Data extracted from a collection

------------------------------------------------

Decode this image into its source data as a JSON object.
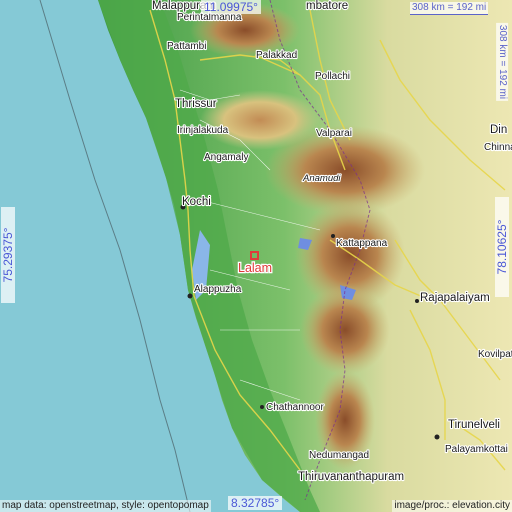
{
  "map": {
    "place": "Lalam",
    "coordinates": {
      "top": "11.09975°",
      "bottom": "8.32785°",
      "left": "75.29375°",
      "right": "78.10625°"
    },
    "scale": {
      "horizontal": "308 km = 192 mi",
      "vertical": "308 km = 192 mi"
    },
    "labels": {
      "malappuram": "Malappuram",
      "perintalmanna": "Perintalmanna",
      "coimbatore": "mbatore",
      "pattambi": "Pattambi",
      "palakkad": "Palakkad",
      "pollachi": "Pollachi",
      "thrissur": "Thrissur",
      "irinjalakuda": "Irinjalakuda",
      "valparai": "Valparai",
      "dindigul": "Din",
      "chinnalapatti": "Chinna",
      "angamaly": "Angamaly",
      "anamudi": "Anamudi",
      "kochi": "Kochi",
      "kattappana": "Kattappana",
      "alappuzha": "Alappuzha",
      "rajapalaiyam": "Rajapalaiyam",
      "kovilpatti": "Kovilpatt",
      "chathannoor": "Chathannoor",
      "tirunelveli": "Tirunelveli",
      "nedumangad": "Nedumangad",
      "palayamkottai": "Palayamkottai",
      "thiruvananthapuram": "Thiruvananthapuram"
    },
    "attribution": {
      "left": "map data: openstreetmap, style: opentopomap",
      "right": "image/proc.: elevation.city"
    },
    "colors": {
      "sea": "#85c9d6",
      "lowland": "#5fb25a",
      "plain": "#e8e6b0",
      "highland": "#a06a3c",
      "pin": "#e03a3a",
      "coord_text": "#4a57d6"
    }
  }
}
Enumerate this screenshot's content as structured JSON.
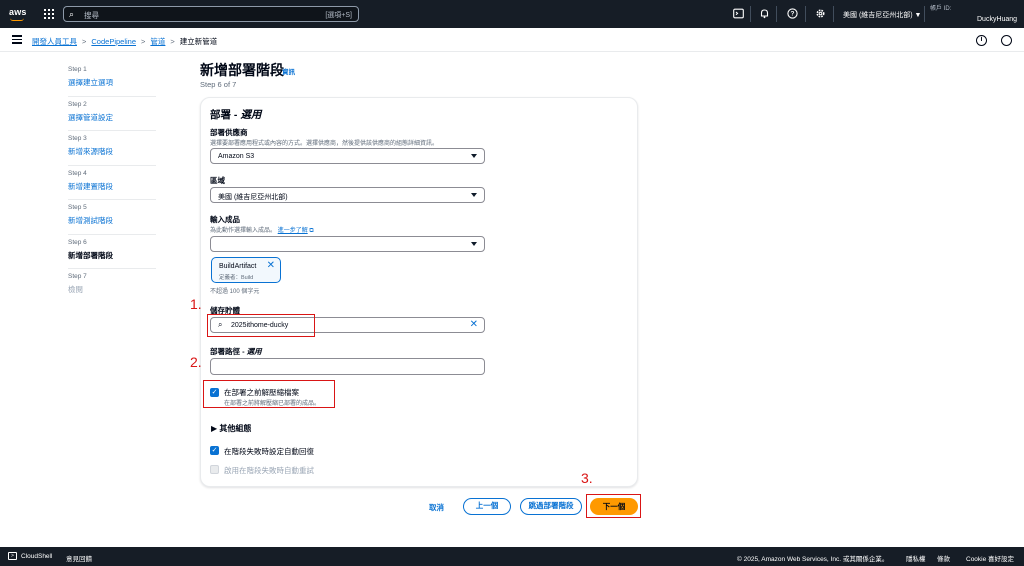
{
  "topbar": {
    "logo": "aws",
    "search_placeholder": "搜尋",
    "search_shortcut": "[選項+S]",
    "region": "美國 (維吉尼亞州北部) ▼",
    "account_id_label": "帳戶 ID:",
    "account_name": "DuckyHuang",
    "icons": [
      "cloudshell-icon",
      "bell-icon",
      "help-icon",
      "gear-icon"
    ]
  },
  "breadcrumb": {
    "items": [
      "開發人員工具",
      "CodePipeline",
      "管道"
    ],
    "current": "建立新管道"
  },
  "steps": [
    {
      "num": "Step 1",
      "label": "選擇建立選項"
    },
    {
      "num": "Step 2",
      "label": "選擇管道設定"
    },
    {
      "num": "Step 3",
      "label": "新增來源階段"
    },
    {
      "num": "Step 4",
      "label": "新增建置階段"
    },
    {
      "num": "Step 5",
      "label": "新增測試階段"
    },
    {
      "num": "Step 6",
      "label": "新增部署階段"
    },
    {
      "num": "Step 7",
      "label": "檢閱"
    }
  ],
  "header": {
    "title": "新增部署階段",
    "info": "資訊",
    "step_of": "Step 6 of 7"
  },
  "panel": {
    "title_main": "部署 - ",
    "title_optional": "選用",
    "provider": {
      "label": "部署供應商",
      "desc": "選擇要部署應用程式或內容的方式。選擇供應商，然後提供該供應商的組態詳細資訊。",
      "value": "Amazon S3"
    },
    "region": {
      "label": "區域",
      "value": "美國 (維吉尼亞州北部)"
    },
    "artifacts": {
      "label": "輸入成品",
      "desc": "為此動作選擇輸入成品。",
      "learn_more": "進一步了解",
      "token_name": "BuildArtifact",
      "token_desc": "定義者：Build",
      "limit": "不超過 100 個字元"
    },
    "bucket": {
      "label": "儲存貯體",
      "value": "2025ithome-ducky"
    },
    "path": {
      "label_main": "部署路徑 - ",
      "label_optional": "選用"
    },
    "extract": {
      "label": "在部署之前解壓縮檔案",
      "desc": "在部署之前將解壓縮已部署的成品。"
    },
    "other_config": "其他組態",
    "rollback": "在階段失敗時設定自動回復",
    "retry": "啟用在階段失敗時自動重試"
  },
  "annotations": [
    "1.",
    "2.",
    "3."
  ],
  "buttons": {
    "cancel": "取消",
    "previous": "上一個",
    "skip": "跳過部署階段",
    "next": "下一個"
  },
  "footer": {
    "cloudshell": "CloudShell",
    "feedback": "意見回饋",
    "copyright": "© 2025, Amazon Web Services, Inc. 或其關係企業。",
    "privacy": "隱私權",
    "terms": "條款",
    "cookies": "Cookie 喜好設定"
  }
}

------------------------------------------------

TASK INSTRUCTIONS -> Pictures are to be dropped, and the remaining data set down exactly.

TASK RESPONSE ->
Decode this image into its source data as a JSON object.
{
  "map": {
    "place": "Lalam",
    "coordinates": {
      "top": "11.09975°",
      "bottom": "8.32785°",
      "left": "75.29375°",
      "right": "78.10625°"
    },
    "scale": {
      "horizontal": "308 km = 192 mi",
      "vertical": "308 km = 192 mi"
    },
    "labels": {
      "malappuram": "Malappuram",
      "perintalmanna": "Perintalmanna",
      "coimbatore": "mbatore",
      "pattambi": "Pattambi",
      "palakkad": "Palakkad",
      "pollachi": "Pollachi",
      "thrissur": "Thrissur",
      "irinjalakuda": "Irinjalakuda",
      "valparai": "Valparai",
      "dindigul": "Din",
      "chinnalapatti": "Chinna",
      "angamaly": "Angamaly",
      "anamudi": "Anamudi",
      "kochi": "Kochi",
      "kattappana": "Kattappana",
      "alappuzha": "Alappuzha",
      "rajapalaiyam": "Rajapalaiyam",
      "kovilpatti": "Kovilpatt",
      "chathannoor": "Chathannoor",
      "tirunelveli": "Tirunelveli",
      "nedumangad": "Nedumangad",
      "palayamkottai": "Palayamkottai",
      "thiruvananthapuram": "Thiruvananthapuram"
    },
    "attribution": {
      "left": "map data: openstreetmap, style: opentopomap",
      "right": "image/proc.: elevation.city"
    },
    "colors": {
      "sea": "#85c9d6",
      "lowland": "#5fb25a",
      "plain": "#e8e6b0",
      "highland": "#a06a3c",
      "pin": "#e03a3a",
      "coord_text": "#4a57d6"
    }
  }
}
Enumerate this screenshot's content as structured JSON.
{
  "topbar": {
    "logo": "aws",
    "search_placeholder": "搜尋",
    "search_shortcut": "[選項+S]",
    "region": "美國 (維吉尼亞州北部) ▼",
    "account_id_label": "帳戶 ID:",
    "account_name": "DuckyHuang",
    "icons": [
      "cloudshell-icon",
      "bell-icon",
      "help-icon",
      "gear-icon"
    ]
  },
  "breadcrumb": {
    "items": [
      "開發人員工具",
      "CodePipeline",
      "管道"
    ],
    "current": "建立新管道"
  },
  "steps": [
    {
      "num": "Step 1",
      "label": "選擇建立選項"
    },
    {
      "num": "Step 2",
      "label": "選擇管道設定"
    },
    {
      "num": "Step 3",
      "label": "新增來源階段"
    },
    {
      "num": "Step 4",
      "label": "新增建置階段"
    },
    {
      "num": "Step 5",
      "label": "新增測試階段"
    },
    {
      "num": "Step 6",
      "label": "新增部署階段"
    },
    {
      "num": "Step 7",
      "label": "檢閱"
    }
  ],
  "header": {
    "title": "新增部署階段",
    "info": "資訊",
    "step_of": "Step 6 of 7"
  },
  "panel": {
    "title_main": "部署 - ",
    "title_optional": "選用",
    "provider": {
      "label": "部署供應商",
      "desc": "選擇要部署應用程式或內容的方式。選擇供應商，然後提供該供應商的組態詳細資訊。",
      "value": "Amazon S3"
    },
    "region": {
      "label": "區域",
      "value": "美國 (維吉尼亞州北部)"
    },
    "artifacts": {
      "label": "輸入成品",
      "desc": "為此動作選擇輸入成品。",
      "learn_more": "進一步了解",
      "token_name": "BuildArtifact",
      "token_desc": "定義者：Build",
      "limit": "不超過 100 個字元"
    },
    "bucket": {
      "label": "儲存貯體",
      "value": "2025ithome-ducky"
    },
    "path": {
      "label_main": "部署路徑 - ",
      "label_optional": "選用"
    },
    "extract": {
      "label": "在部署之前解壓縮檔案",
      "desc": "在部署之前將解壓縮已部署的成品。"
    },
    "other_config": "其他組態",
    "rollback": "在階段失敗時設定自動回復",
    "retry": "啟用在階段失敗時自動重試"
  },
  "annotations": [
    "1.",
    "2.",
    "3."
  ],
  "buttons": {
    "cancel": "取消",
    "previous": "上一個",
    "skip": "跳過部署階段",
    "next": "下一個"
  },
  "footer": {
    "cloudshell": "CloudShell",
    "feedback": "意見回饋",
    "copyright": "© 2025, Amazon Web Services, Inc. 或其關係企業。",
    "privacy": "隱私權",
    "terms": "條款",
    "cookies": "Cookie 喜好設定"
  }
}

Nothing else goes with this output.